Gold and silver climbed to six-month highs Thursday, as the Federal Reserve's announced round of bond buying sparked a retreat in the U.S. dollar and in demand for a hedge against potential inflation down the line.
The U.S. central bank said that it would buy $40 billion of mortgage-backed securities each month and that it could extend those purchases if the U.S. labor market doesn't improve. The Fed also said it would extend its program known as Operation Twist, under which it sells short-term bonds and buys longer-term bonds in an effort to lower borrowing rates.
Gold and other precious metals can gain from easy-money policies similar to the ones announced Thursday as investors seek a hedge against the inflation that can result. Such policies by the Federal Reserve also can take a bite out of the dollar, drumming up demand for dollar-denominated gold.
Gold for September delivery gained $38.50, or 2.2%, to settle at $1,769.10 a troy ounce on the Comex division of the New York Mercantile Exchange, the highest settlement since Feb. 28. The most actively traded contract, for December delivery, rose $38.40, or 2.2%, to settle at $1,772.10.
The September silver contract rose 4.5% to settle at $34.716 a troy ounce, the highest since March 1.
The Fed also extended its outlook for low interest rates to mid-2015, from its previous outlook of late 2014. Low rates can send investors looking for higher yields into precious metals.
Trading in gold was halted by Comex operator CME Group Inc. (CME) twice Thursday as volume spiked before and after the release of the release of the Fed's statement. A CME spokesman said the exchange halted trading for less than a minute at 12:14:47 p.m. EDT, and again at 12:31:20 p.m. EDT.
The exchange uses such trading halts to prevent excessive price volatility.
The Fed's action was widely expected after Chairman Ben Bernanke and other officials hinted at the central bank's willingness to act should economic growth in the U.S. weaken. Gold futures gained 9% between Aug. 2 and Wednesday's close.
Even after those gains, "I think that you had a lot of people sitting on the sidelines just wanting to make sure there wasn't a surprise here" on Thursday, said Matt Zeman, head of trading with Kingsview Financial.
The day's gains could spark another leg higher in gold in the weeks ahead, said Adam Klopfenstein, a senior market strategist with Archer Financial Services.

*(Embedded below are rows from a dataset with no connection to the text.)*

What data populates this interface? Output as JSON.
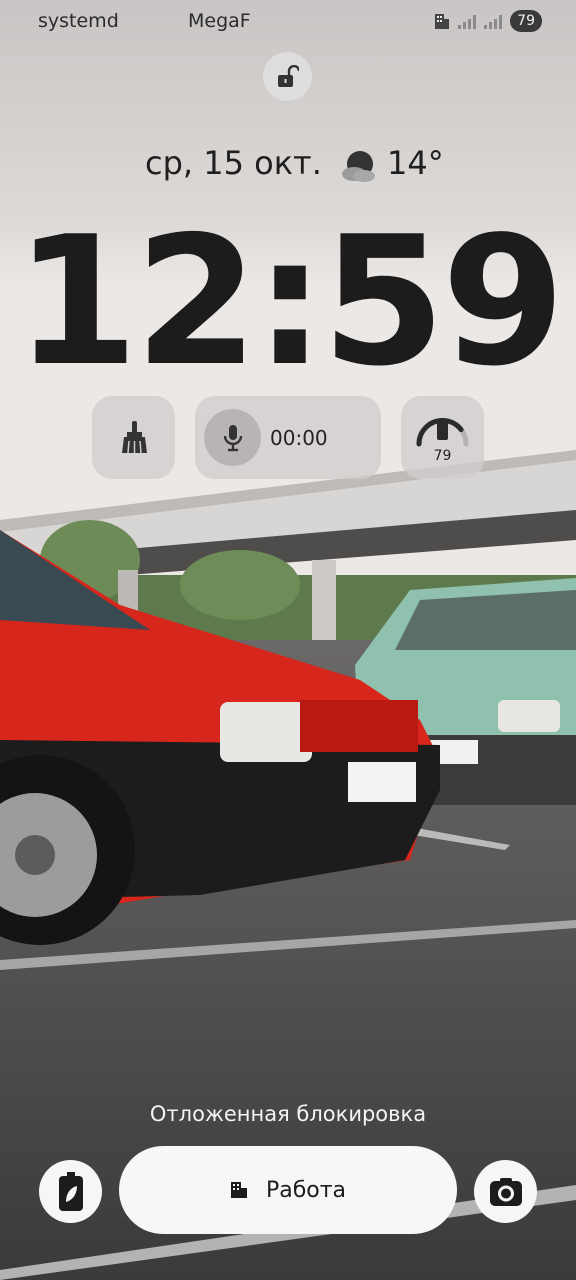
{
  "status_bar": {
    "app_left": "systemd",
    "carrier": "MegaF",
    "battery_level": "79"
  },
  "lockscreen": {
    "date": "ср, 15 окт.",
    "temperature": "14°",
    "time": "12:59"
  },
  "widgets": {
    "recorder_time": "00:00",
    "battery_gauge": "79",
    "battery_fraction": 0.79
  },
  "bottom": {
    "delay_lock_text": "Отложенная блокировка",
    "work_button_label": "Работа"
  },
  "icons": {
    "lock": "unlock-icon",
    "weather": "partly-cloudy-night-icon",
    "clean": "broom-icon",
    "mic": "microphone-icon",
    "battery_gauge": "phone-gauge-icon",
    "battery_saver": "eco-battery-icon",
    "work_building": "building-icon",
    "camera": "camera-icon"
  },
  "colors": {
    "clock": "#1c1c1c",
    "widget_bg": "#d2cdcd",
    "button_bg": "#f6f6f6",
    "car_red": "#d7261c",
    "car_teal": "#8fc1ae"
  }
}
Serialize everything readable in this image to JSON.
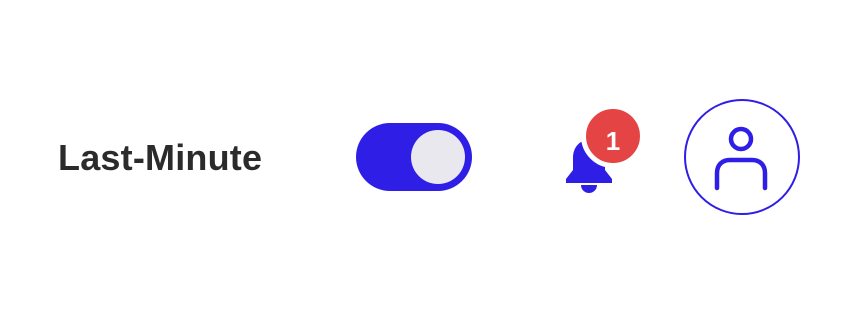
{
  "header": {
    "last_minute_label": "Last-Minute",
    "last_minute_toggle_on": true,
    "notifications": {
      "count": "1",
      "icon": "bell-icon"
    },
    "avatar_icon": "user-icon"
  },
  "colors": {
    "accent": "#2f1ee6",
    "badge": "#e54444",
    "text": "#2b2b2b",
    "knob": "#e8e8ee"
  }
}
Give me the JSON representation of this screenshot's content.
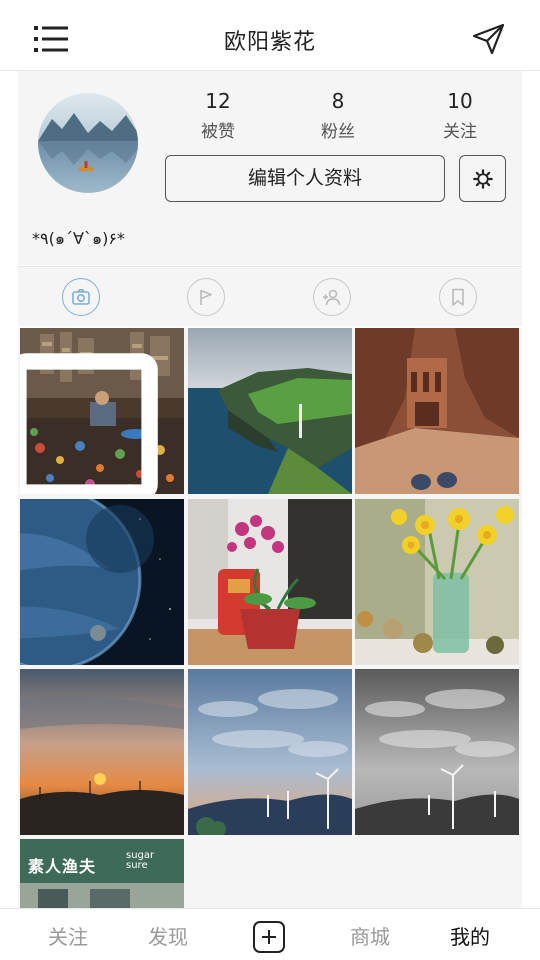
{
  "header": {
    "title": "欧阳紫花",
    "menu_icon": "menu-icon",
    "send_icon": "send-icon"
  },
  "profile": {
    "stats": [
      {
        "value": "12",
        "label": "被赞"
      },
      {
        "value": "8",
        "label": "粉丝"
      },
      {
        "value": "10",
        "label": "关注"
      }
    ],
    "edit_label": "编辑个人资料",
    "settings_icon": "gear-icon",
    "bio": "*٩(๑´∀`๑)۶*"
  },
  "tabs": [
    {
      "icon": "camera-icon",
      "active": true
    },
    {
      "icon": "flag-icon",
      "active": false
    },
    {
      "icon": "add-person-icon",
      "active": false
    },
    {
      "icon": "bookmark-icon",
      "active": false
    }
  ],
  "photos": [
    {
      "subject": "workshop"
    },
    {
      "subject": "cliff-waterfall"
    },
    {
      "subject": "canyon-ruins"
    },
    {
      "subject": "planet-space"
    },
    {
      "subject": "orchid-pot"
    },
    {
      "subject": "daffodils-vase"
    },
    {
      "subject": "sunset-hills"
    },
    {
      "subject": "wind-turbines-color"
    },
    {
      "subject": "wind-turbines-bw"
    },
    {
      "subject": "shop-sign",
      "sign_text": "素人渔夫",
      "sign_sub1": "sugar",
      "sign_sub2": "sure"
    }
  ],
  "bottom_nav": {
    "items": [
      "关注",
      "发现",
      "商城",
      "我的"
    ],
    "add_icon": "plus-icon",
    "active": "我的"
  },
  "colors": {
    "accent": "#7fb0d8",
    "panel_bg": "#f5f5f5",
    "border": "#555555"
  }
}
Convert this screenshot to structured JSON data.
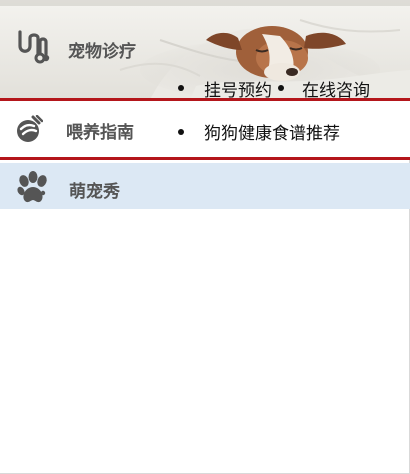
{
  "menu": {
    "clinic": {
      "title": "宠物诊疗",
      "icon": "stethoscope-icon",
      "links": [
        "挂号预约",
        "在线咨询"
      ]
    },
    "feeding": {
      "title": "喂养指南",
      "icon": "bowl-icon",
      "links": [
        "狗狗健康食谱推荐"
      ]
    },
    "show": {
      "title": "萌宠秀",
      "icon": "paw-icon"
    }
  },
  "colors": {
    "active_border": "#b4161b",
    "selected_row_bg": "#dce8f4",
    "icon_gray": "#555555"
  }
}
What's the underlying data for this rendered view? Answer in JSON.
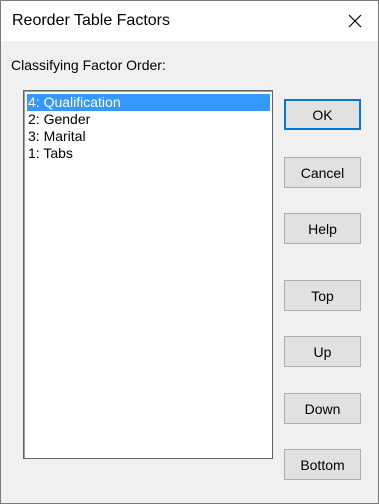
{
  "window": {
    "title": "Reorder Table Factors",
    "close_icon": "close-icon"
  },
  "dialog": {
    "prompt": "Classifying Factor Order:",
    "factors": [
      {
        "label": "4: Qualification",
        "selected": true
      },
      {
        "label": "2: Gender",
        "selected": false
      },
      {
        "label": "3: Marital",
        "selected": false
      },
      {
        "label": "1: Tabs",
        "selected": false
      }
    ],
    "buttons": {
      "ok": "OK",
      "cancel": "Cancel",
      "help": "Help",
      "top": "Top",
      "up": "Up",
      "down": "Down",
      "bottom": "Bottom"
    }
  },
  "colors": {
    "selection": "#3399ff",
    "default_button_border": "#0078d7",
    "dialog_background": "#f0f0f0"
  }
}
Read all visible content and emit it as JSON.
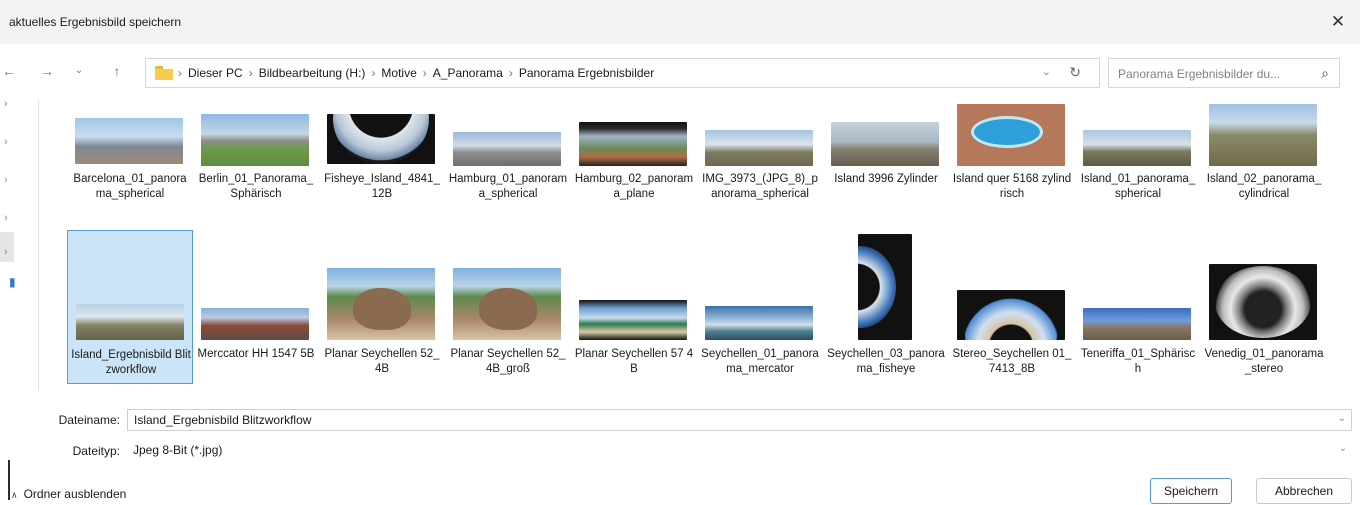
{
  "window": {
    "title": "aktuelles Ergebnisbild speichern",
    "close_label": "✕"
  },
  "nav": {
    "back_icon": "arrow-left-icon",
    "forward_icon": "arrow-right-icon",
    "recent_icon": "chevron-down-icon",
    "up_icon": "arrow-up-icon"
  },
  "address": {
    "crumbs": [
      "Dieser PC",
      "Bildbearbeitung (H:)",
      "Motive",
      "A_Panorama",
      "Panorama Ergebnisbilder"
    ],
    "separator": "›"
  },
  "search": {
    "placeholder": "Panorama Ergebnisbilder du..."
  },
  "files": [
    {
      "name": "Barcelona_01_panorama_spherical"
    },
    {
      "name": "Berlin_01_Panorama_Sphärisch"
    },
    {
      "name": "Fisheye_Island_4841_12B"
    },
    {
      "name": "Hamburg_01_panorama_spherical"
    },
    {
      "name": "Hamburg_02_panorama_plane"
    },
    {
      "name": "IMG_3973_(JPG_8)_panorama_spherical"
    },
    {
      "name": "Island 3996 Zylinder"
    },
    {
      "name": "Island quer 5168 zylindrisch"
    },
    {
      "name": "Island_01_panorama_spherical"
    },
    {
      "name": "Island_02_panorama_cylindrical"
    },
    {
      "name": "Island_Ergebnisbild Blitzworkflow"
    },
    {
      "name": "Merccator HH 1547 5B"
    },
    {
      "name": "Planar Seychellen 52_4B"
    },
    {
      "name": "Planar Seychellen 52_4B_groß"
    },
    {
      "name": "Planar Seychellen 57 4B"
    },
    {
      "name": "Seychellen_01_panorama_mercator"
    },
    {
      "name": "Seychellen_03_panorama_fisheye"
    },
    {
      "name": "Stereo_Seychellen 01_7413_8B"
    },
    {
      "name": "Teneriffa_01_Sphärisch"
    },
    {
      "name": "Venedig_01_panorama_stereo"
    }
  ],
  "form": {
    "filename_label": "Dateiname:",
    "filename_value": "Island_Ergebnisbild Blitzworkflow",
    "filetype_label": "Dateityp:",
    "filetype_value": "Jpeg 8-Bit (*.jpg)"
  },
  "footer": {
    "toggle_label": "Ordner ausblenden",
    "save_label": "Speichern",
    "cancel_label": "Abbrechen"
  },
  "colors": {
    "selection_bg": "#cce4f7",
    "selection_border": "#5b9bd5",
    "folder": "#f7cd51"
  }
}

Gold spent much of this summer in sideways trading, as investors worried about the global economy preferred the U.S. dollar at the expense of precious metals. That sparked some talk that gold's 11-year bull run could be set to stumble, and speculators grew cautious toward the metal.
After the Fed's announcements, "I think we're going to see a lot of the [gold] skeptics throwing in the towel," Mr. Klopfenstein said, adding that some of those traders were closing out bets on lower prices Thursday. "Gold is having an impressive run."
On top of the Fed news, platinum gained an additional price boost as labor unrest continued in South Africa four weeks after violence erupted at a mine owned by Lonmin PLC.
Platinum mine workers called Thursday for a nationwide strike across the sector to begin Sunday. South Africa produces 75% of the world's platinum, according to chemicals and precious metals company Johnson Matthey.
Platinum for October delivery settled up 1.8% at $1,679.50 a troy ounce.
Demand for physical platinum could exceed supply next year, said TD Securities, which forecast that prices would rise above $1,825 a troy ounce in the second quarter of 2013.